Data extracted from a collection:
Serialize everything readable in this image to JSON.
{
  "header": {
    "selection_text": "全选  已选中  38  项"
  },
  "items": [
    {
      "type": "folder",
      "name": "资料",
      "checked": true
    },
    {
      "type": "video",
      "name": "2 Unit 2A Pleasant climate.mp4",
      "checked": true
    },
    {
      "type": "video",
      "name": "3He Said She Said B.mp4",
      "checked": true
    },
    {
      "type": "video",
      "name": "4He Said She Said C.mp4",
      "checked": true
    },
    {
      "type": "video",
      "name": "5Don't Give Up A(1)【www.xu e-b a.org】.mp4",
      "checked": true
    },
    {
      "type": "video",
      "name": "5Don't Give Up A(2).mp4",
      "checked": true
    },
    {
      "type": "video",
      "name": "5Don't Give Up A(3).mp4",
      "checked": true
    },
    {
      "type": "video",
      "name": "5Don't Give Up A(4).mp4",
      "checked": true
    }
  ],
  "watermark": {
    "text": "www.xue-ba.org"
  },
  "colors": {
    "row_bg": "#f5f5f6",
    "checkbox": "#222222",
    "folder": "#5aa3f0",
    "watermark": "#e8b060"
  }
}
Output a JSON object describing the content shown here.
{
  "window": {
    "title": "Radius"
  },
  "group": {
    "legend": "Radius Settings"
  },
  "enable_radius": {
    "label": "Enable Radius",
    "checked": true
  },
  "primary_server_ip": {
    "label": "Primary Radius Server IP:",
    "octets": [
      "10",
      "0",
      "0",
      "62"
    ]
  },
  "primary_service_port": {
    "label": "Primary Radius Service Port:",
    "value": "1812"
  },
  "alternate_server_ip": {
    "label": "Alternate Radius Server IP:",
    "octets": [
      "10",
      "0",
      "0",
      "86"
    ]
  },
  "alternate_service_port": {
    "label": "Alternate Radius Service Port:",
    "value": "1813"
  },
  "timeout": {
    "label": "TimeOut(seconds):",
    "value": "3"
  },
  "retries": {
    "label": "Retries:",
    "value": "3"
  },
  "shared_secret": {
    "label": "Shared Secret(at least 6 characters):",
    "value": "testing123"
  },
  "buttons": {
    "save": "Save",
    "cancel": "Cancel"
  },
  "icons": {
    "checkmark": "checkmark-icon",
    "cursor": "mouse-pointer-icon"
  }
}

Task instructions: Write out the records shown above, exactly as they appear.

Output of the exercise:
Serialize everything readable in this image to JSON.
{
  "header": {
    "selection_text": "全选  已选中  38  项"
  },
  "items": [
    {
      "type": "folder",
      "name": "资料",
      "checked": true
    },
    {
      "type": "video",
      "name": "2 Unit 2A Pleasant climate.mp4",
      "checked": true
    },
    {
      "type": "video",
      "name": "3He Said She Said B.mp4",
      "checked": true
    },
    {
      "type": "video",
      "name": "4He Said She Said C.mp4",
      "checked": true
    },
    {
      "type": "video",
      "name": "5Don't Give Up A(1)【www.xu e-b a.org】.mp4",
      "checked": true
    },
    {
      "type": "video",
      "name": "5Don't Give Up A(2).mp4",
      "checked": true
    },
    {
      "type": "video",
      "name": "5Don't Give Up A(3).mp4",
      "checked": true
    },
    {
      "type": "video",
      "name": "5Don't Give Up A(4).mp4",
      "checked": true
    }
  ],
  "watermark": {
    "text": "www.xue-ba.org"
  },
  "colors": {
    "row_bg": "#f5f5f6",
    "checkbox": "#222222",
    "folder": "#5aa3f0",
    "watermark": "#e8b060"
  }
}
Output a JSON object describing the content shown here.
{
  "window": {
    "title": "Radius"
  },
  "group": {
    "legend": "Radius Settings"
  },
  "enable_radius": {
    "label": "Enable Radius",
    "checked": true
  },
  "primary_server_ip": {
    "label": "Primary Radius Server IP:",
    "octets": [
      "10",
      "0",
      "0",
      "62"
    ]
  },
  "primary_service_port": {
    "label": "Primary Radius Service Port:",
    "value": "1812"
  },
  "alternate_server_ip": {
    "label": "Alternate Radius Server IP:",
    "octets": [
      "10",
      "0",
      "0",
      "86"
    ]
  },
  "alternate_service_port": {
    "label": "Alternate Radius Service Port:",
    "value": "1813"
  },
  "timeout": {
    "label": "TimeOut(seconds):",
    "value": "3"
  },
  "retries": {
    "label": "Retries:",
    "value": "3"
  },
  "shared_secret": {
    "label": "Shared Secret(at least 6 characters):",
    "value": "testing123"
  },
  "buttons": {
    "save": "Save",
    "cancel": "Cancel"
  },
  "icons": {
    "checkmark": "checkmark-icon",
    "cursor": "mouse-pointer-icon"
  }
}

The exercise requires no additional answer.